Records from a data collection

<<<<

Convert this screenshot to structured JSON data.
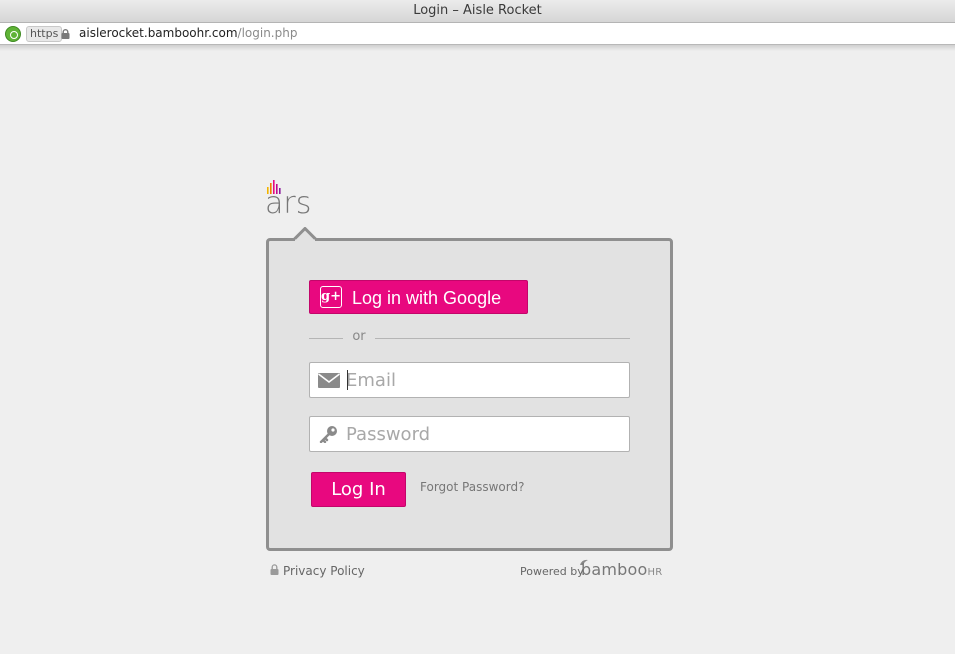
{
  "window": {
    "title": "Login – Aisle Rocket"
  },
  "address_bar": {
    "scheme_badge": "https",
    "host": "aislerocket.bamboohr.com",
    "path": "/login.php"
  },
  "logo": {
    "text": "ars",
    "bar_colors": [
      "#f2b400",
      "#f07a00",
      "#e8087f",
      "#c4068e",
      "#8a1a9c"
    ]
  },
  "login_form": {
    "google_button_label": "Log in with Google",
    "google_icon": "google-plus-icon",
    "divider_text": "or",
    "email": {
      "placeholder": "Email",
      "value": "",
      "icon": "envelope-icon"
    },
    "password": {
      "placeholder": "Password",
      "value": "",
      "icon": "key-icon"
    },
    "login_button_label": "Log In",
    "forgot_password_label": "Forgot Password?"
  },
  "footer": {
    "privacy_label": "Privacy Policy",
    "privacy_icon": "lock-icon",
    "powered_by_label": "Powered by",
    "brand_main": "bamboo",
    "brand_suffix": "HR"
  },
  "colors": {
    "accent": "#e8087f",
    "page_background": "#efefef",
    "card_background": "#e2e2e2",
    "card_border": "#8f8f8f"
  }
}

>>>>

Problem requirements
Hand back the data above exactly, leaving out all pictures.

Result of this task
Convert this screenshot to structured JSON data.
{
  "window": {
    "title": "Login – Aisle Rocket"
  },
  "address_bar": {
    "scheme_badge": "https",
    "host": "aislerocket.bamboohr.com",
    "path": "/login.php"
  },
  "logo": {
    "text": "ars",
    "bar_colors": [
      "#f2b400",
      "#f07a00",
      "#e8087f",
      "#c4068e",
      "#8a1a9c"
    ]
  },
  "login_form": {
    "google_button_label": "Log in with Google",
    "google_icon": "google-plus-icon",
    "divider_text": "or",
    "email": {
      "placeholder": "Email",
      "value": "",
      "icon": "envelope-icon"
    },
    "password": {
      "placeholder": "Password",
      "value": "",
      "icon": "key-icon"
    },
    "login_button_label": "Log In",
    "forgot_password_label": "Forgot Password?"
  },
  "footer": {
    "privacy_label": "Privacy Policy",
    "privacy_icon": "lock-icon",
    "powered_by_label": "Powered by",
    "brand_main": "bamboo",
    "brand_suffix": "HR"
  },
  "colors": {
    "accent": "#e8087f",
    "page_background": "#efefef",
    "card_background": "#e2e2e2",
    "card_border": "#8f8f8f"
  }
}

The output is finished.